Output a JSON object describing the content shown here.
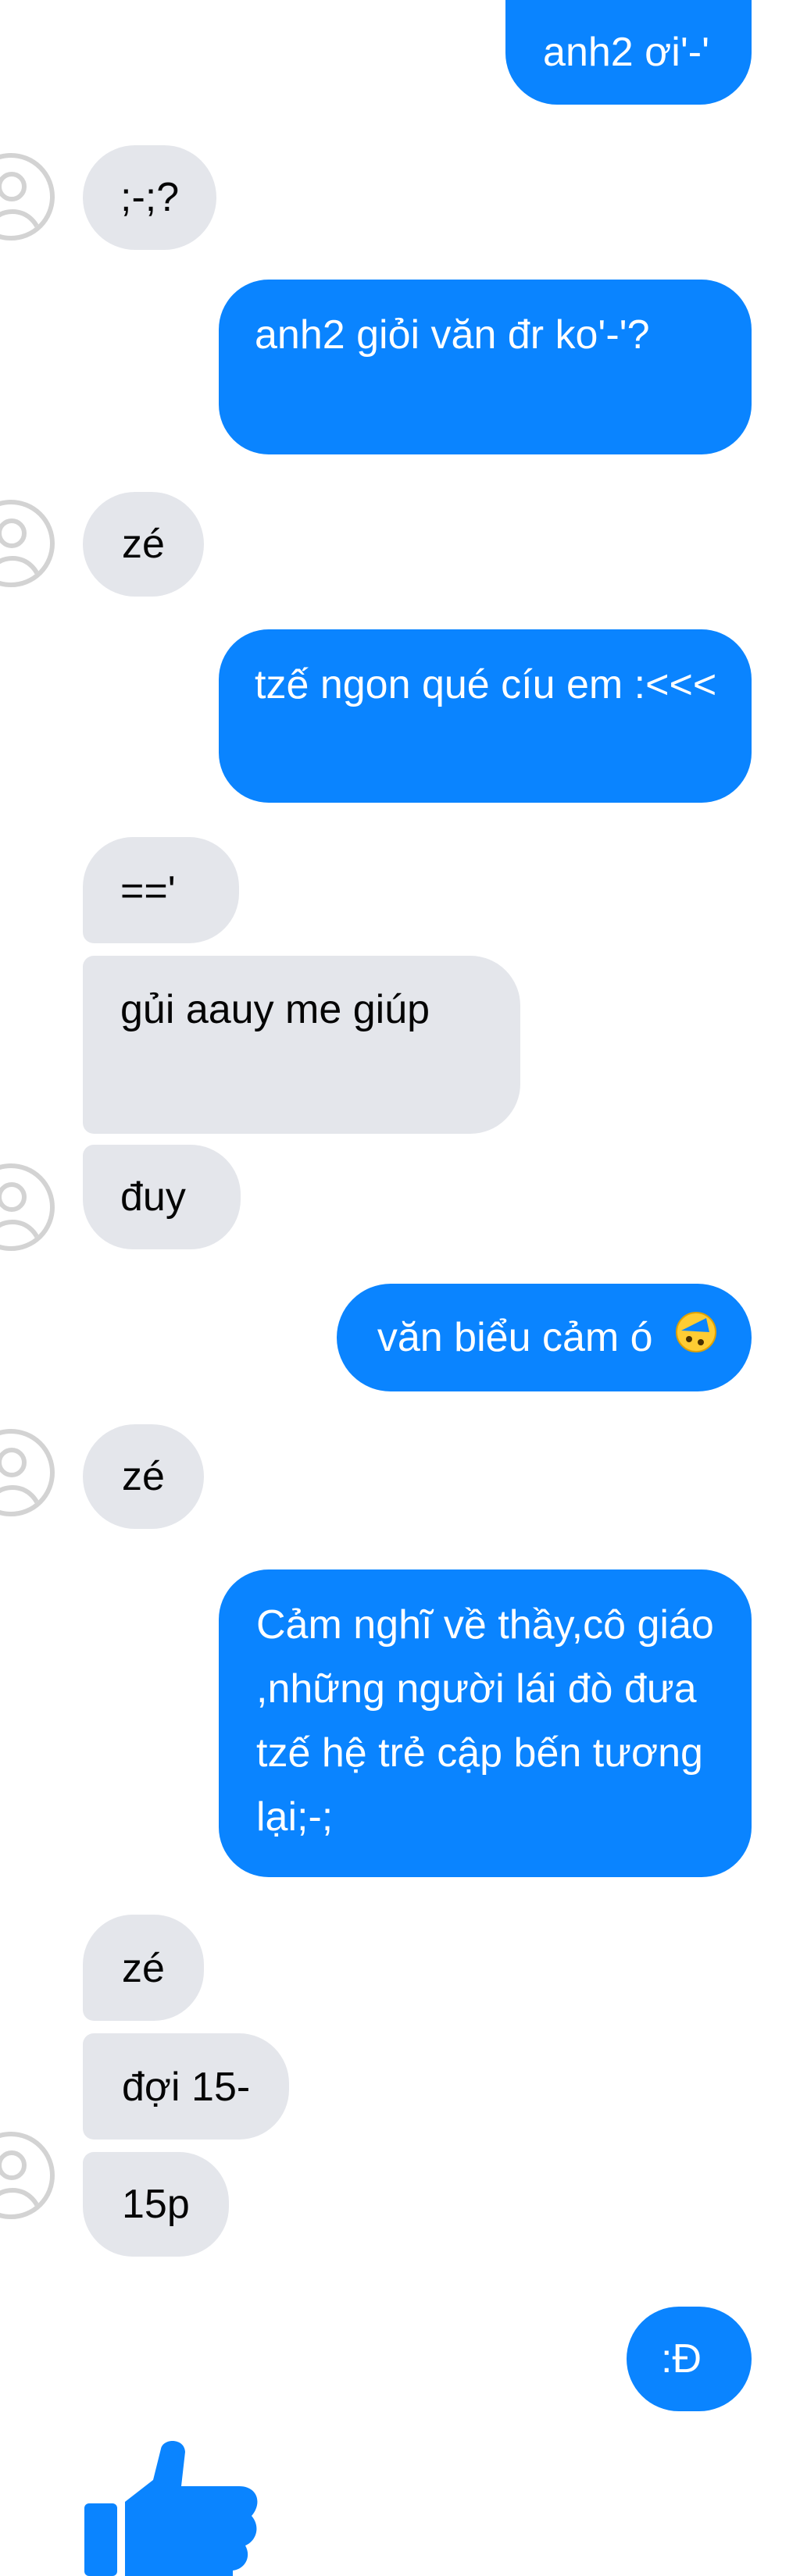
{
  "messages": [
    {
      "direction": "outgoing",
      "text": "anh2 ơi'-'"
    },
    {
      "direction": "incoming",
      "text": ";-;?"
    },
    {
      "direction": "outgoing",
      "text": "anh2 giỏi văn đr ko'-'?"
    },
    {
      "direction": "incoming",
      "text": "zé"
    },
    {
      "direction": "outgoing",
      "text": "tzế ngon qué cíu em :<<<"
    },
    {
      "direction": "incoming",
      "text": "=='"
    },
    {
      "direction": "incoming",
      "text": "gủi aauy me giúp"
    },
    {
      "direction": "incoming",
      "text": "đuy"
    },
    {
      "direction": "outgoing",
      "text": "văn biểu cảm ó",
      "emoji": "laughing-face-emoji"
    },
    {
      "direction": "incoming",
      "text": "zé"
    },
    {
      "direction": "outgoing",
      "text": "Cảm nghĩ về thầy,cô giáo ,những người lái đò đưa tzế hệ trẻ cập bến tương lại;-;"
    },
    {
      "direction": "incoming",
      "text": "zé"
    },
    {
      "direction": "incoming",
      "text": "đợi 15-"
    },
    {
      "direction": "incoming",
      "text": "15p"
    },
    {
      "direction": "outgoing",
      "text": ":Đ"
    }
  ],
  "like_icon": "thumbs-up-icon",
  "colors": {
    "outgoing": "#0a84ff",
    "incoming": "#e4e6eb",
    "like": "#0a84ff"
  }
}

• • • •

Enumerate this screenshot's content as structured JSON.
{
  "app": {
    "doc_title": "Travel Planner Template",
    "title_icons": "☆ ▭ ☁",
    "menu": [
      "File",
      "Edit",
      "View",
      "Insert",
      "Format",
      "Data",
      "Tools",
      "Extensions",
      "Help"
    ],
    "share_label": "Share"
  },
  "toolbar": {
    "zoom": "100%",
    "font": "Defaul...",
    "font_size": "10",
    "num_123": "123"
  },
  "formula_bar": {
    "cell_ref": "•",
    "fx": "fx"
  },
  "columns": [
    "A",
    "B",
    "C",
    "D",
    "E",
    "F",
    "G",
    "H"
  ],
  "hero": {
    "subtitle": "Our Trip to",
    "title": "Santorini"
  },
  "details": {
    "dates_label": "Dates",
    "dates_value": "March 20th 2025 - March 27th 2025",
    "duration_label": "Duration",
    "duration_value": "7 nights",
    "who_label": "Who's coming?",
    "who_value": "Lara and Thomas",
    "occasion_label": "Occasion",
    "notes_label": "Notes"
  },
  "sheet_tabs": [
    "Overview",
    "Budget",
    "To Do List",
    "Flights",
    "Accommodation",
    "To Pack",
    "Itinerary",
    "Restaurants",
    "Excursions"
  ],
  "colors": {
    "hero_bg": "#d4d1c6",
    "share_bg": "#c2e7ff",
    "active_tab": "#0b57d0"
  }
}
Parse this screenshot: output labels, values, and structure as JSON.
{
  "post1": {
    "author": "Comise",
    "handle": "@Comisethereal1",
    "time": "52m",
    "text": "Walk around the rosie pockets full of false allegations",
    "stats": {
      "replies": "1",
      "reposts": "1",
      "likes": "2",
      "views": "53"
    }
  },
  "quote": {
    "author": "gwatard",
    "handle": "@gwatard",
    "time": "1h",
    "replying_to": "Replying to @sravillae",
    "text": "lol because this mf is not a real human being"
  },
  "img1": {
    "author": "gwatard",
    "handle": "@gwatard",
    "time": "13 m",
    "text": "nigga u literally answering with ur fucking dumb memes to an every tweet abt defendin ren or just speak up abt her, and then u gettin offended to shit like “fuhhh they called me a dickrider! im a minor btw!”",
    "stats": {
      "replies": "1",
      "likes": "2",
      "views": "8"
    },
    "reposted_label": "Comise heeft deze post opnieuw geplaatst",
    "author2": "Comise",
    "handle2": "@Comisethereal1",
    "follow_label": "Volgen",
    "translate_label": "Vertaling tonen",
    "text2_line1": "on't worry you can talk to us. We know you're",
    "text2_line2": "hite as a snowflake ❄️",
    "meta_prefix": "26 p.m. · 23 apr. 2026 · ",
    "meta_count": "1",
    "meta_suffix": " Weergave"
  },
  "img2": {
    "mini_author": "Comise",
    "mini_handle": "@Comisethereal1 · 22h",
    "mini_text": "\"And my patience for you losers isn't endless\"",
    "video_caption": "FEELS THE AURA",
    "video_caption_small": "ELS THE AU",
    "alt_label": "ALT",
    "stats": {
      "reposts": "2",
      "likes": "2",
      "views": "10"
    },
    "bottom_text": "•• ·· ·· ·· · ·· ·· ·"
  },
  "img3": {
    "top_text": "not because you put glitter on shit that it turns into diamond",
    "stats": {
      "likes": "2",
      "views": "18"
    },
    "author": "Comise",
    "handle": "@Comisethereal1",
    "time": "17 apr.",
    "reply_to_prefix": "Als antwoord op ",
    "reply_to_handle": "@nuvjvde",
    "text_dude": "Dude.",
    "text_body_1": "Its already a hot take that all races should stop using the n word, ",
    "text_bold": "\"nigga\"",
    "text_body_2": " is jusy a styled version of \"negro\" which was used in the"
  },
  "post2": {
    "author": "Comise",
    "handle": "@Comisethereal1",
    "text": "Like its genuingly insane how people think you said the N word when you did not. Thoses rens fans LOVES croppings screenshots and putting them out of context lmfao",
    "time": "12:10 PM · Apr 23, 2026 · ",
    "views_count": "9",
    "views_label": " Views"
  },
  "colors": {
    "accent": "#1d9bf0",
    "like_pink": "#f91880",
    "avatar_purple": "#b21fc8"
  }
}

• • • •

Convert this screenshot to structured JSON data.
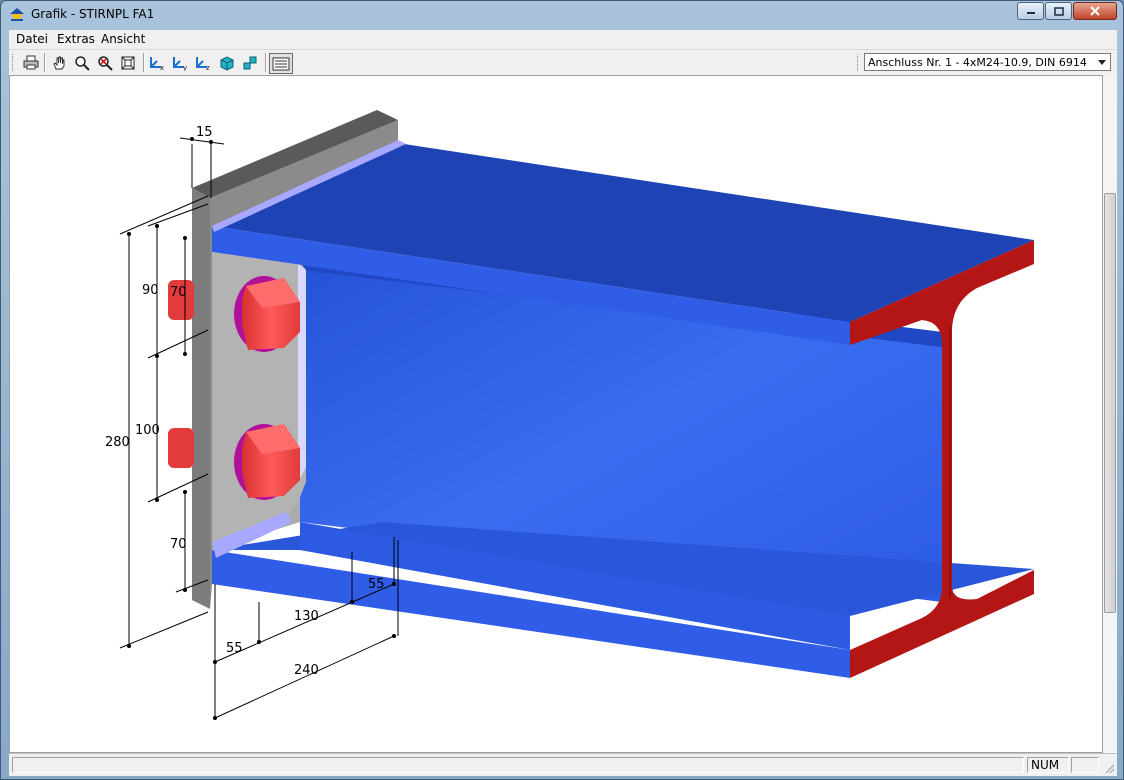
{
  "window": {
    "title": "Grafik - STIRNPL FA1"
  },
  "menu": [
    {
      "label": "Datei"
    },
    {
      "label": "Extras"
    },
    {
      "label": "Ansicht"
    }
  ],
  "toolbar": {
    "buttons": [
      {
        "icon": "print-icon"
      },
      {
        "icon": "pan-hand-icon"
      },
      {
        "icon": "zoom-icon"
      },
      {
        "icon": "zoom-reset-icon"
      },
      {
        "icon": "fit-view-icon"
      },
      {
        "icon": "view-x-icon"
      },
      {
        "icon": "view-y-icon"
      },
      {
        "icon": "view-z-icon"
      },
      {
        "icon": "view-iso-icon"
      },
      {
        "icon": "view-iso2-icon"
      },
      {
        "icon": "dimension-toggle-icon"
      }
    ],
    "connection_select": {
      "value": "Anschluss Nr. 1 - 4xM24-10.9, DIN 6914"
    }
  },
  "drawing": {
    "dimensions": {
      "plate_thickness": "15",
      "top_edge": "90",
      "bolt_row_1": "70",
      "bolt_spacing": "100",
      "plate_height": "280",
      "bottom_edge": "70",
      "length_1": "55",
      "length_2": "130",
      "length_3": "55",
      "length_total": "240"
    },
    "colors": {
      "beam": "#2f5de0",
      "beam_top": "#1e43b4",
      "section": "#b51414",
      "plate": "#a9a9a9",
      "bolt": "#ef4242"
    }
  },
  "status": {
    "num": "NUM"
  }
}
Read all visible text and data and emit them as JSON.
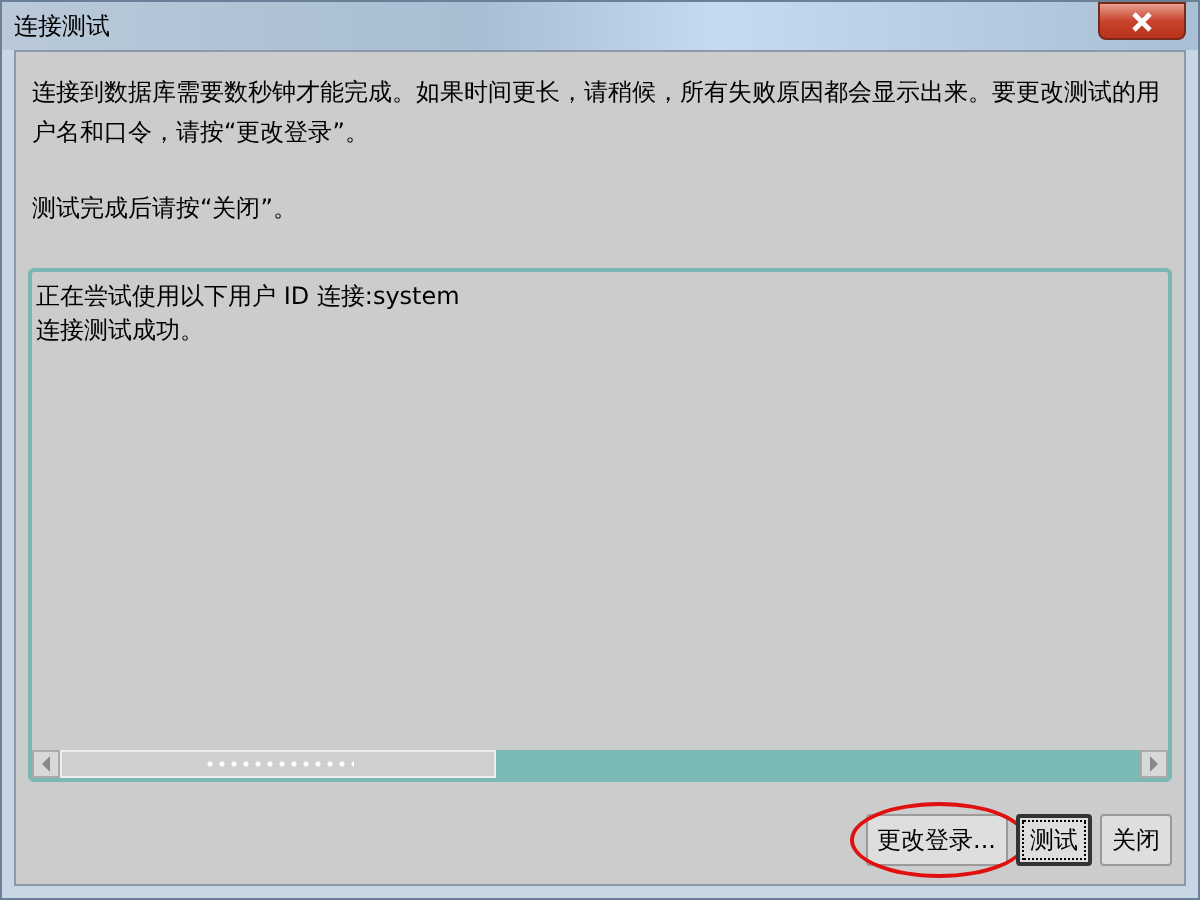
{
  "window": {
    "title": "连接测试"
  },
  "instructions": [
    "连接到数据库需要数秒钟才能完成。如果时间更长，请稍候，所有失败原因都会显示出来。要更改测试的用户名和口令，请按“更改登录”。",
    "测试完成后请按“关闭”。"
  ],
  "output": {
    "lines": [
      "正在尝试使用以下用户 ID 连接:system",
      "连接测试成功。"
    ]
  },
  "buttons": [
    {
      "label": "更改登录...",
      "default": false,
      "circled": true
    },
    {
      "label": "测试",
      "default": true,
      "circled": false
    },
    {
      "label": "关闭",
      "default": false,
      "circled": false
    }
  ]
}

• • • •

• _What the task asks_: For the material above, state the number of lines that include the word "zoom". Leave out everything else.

• _Answer to this exercise_: 3